▶ _What the task requires_: Return only those lines of the listing in which "display" appears.

▶ _Extracted entries_:
---+---

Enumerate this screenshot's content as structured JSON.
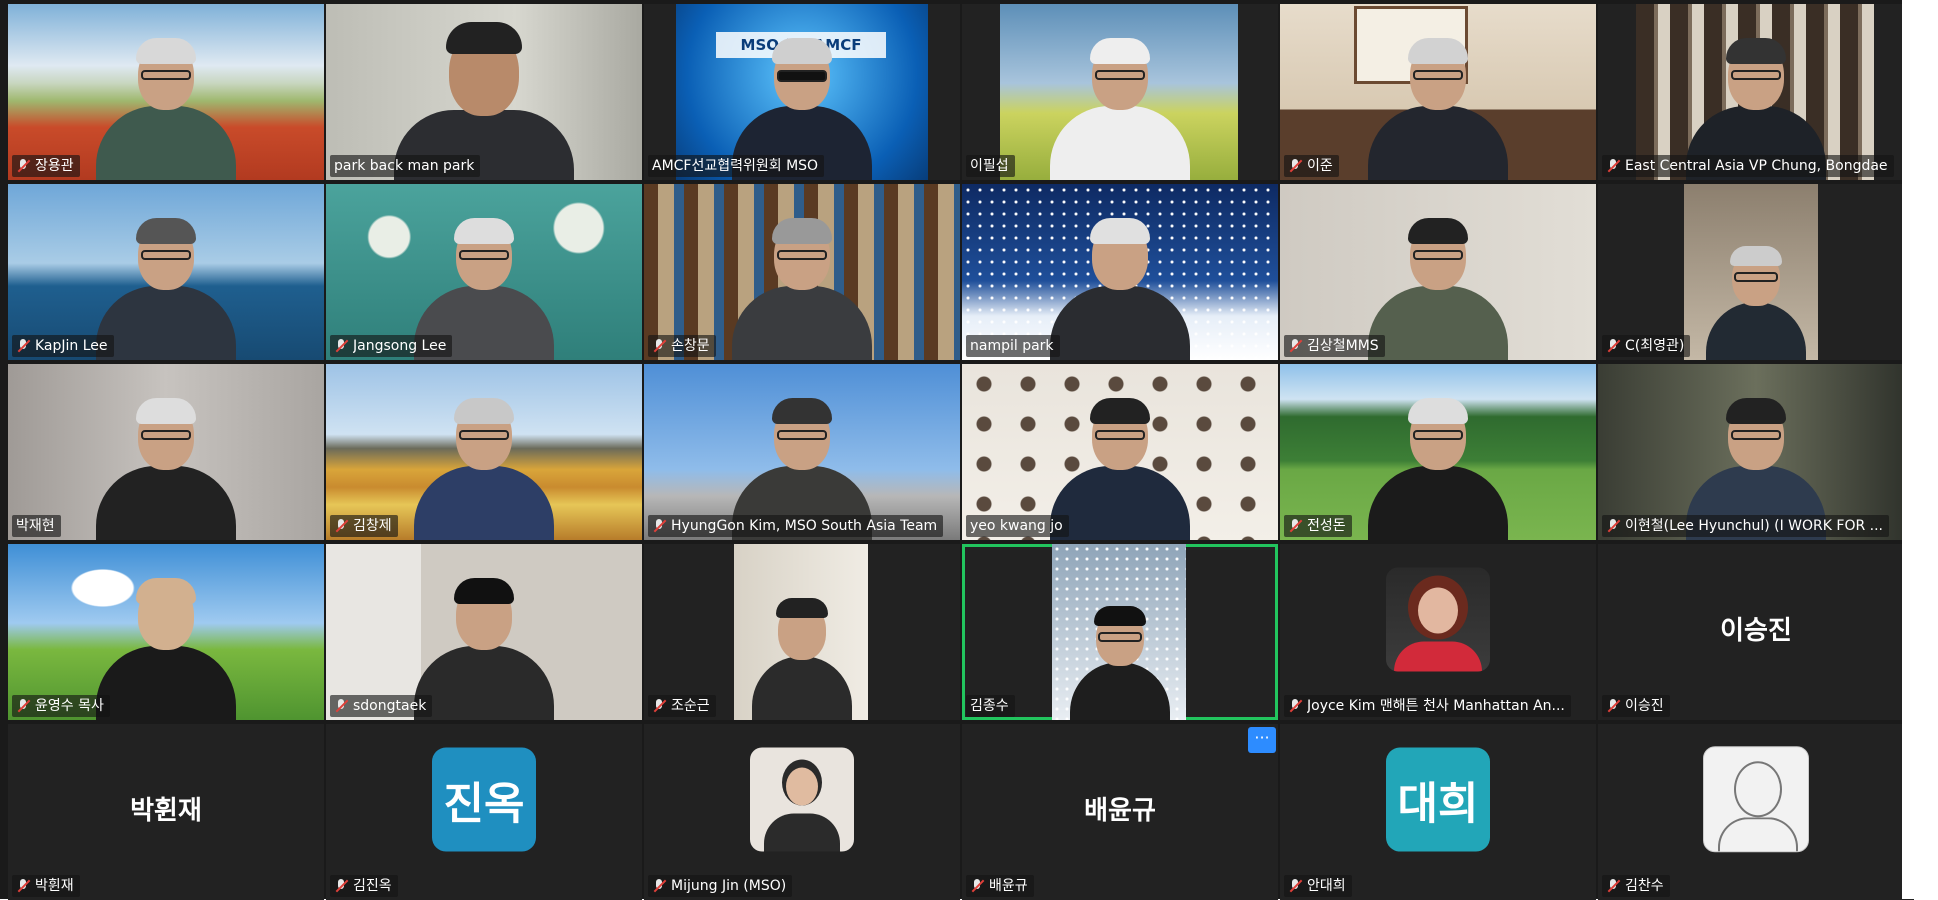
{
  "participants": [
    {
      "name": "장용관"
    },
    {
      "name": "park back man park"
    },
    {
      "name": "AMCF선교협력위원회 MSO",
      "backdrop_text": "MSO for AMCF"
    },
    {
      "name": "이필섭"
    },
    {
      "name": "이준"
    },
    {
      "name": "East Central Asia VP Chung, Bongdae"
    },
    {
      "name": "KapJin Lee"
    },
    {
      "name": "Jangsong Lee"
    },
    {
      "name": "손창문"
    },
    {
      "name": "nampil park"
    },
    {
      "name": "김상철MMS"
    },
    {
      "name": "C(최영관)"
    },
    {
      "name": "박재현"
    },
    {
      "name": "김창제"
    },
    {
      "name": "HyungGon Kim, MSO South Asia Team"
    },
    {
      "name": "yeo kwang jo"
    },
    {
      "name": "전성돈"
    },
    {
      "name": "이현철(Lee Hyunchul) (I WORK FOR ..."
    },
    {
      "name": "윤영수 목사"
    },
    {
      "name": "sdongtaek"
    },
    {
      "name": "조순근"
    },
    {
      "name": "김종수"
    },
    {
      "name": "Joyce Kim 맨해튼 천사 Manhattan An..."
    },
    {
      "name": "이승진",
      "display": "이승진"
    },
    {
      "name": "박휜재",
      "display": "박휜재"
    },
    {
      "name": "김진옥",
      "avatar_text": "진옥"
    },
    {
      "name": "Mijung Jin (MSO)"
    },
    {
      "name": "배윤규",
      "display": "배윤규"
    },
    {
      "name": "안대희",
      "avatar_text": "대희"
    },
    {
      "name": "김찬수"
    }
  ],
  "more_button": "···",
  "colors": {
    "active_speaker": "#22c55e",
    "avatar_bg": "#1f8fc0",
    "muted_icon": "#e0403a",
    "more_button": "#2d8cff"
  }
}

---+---

▶ _Your response_:
      "display": "이승진"
      "display": "박휜재"
      "display": "배윤규"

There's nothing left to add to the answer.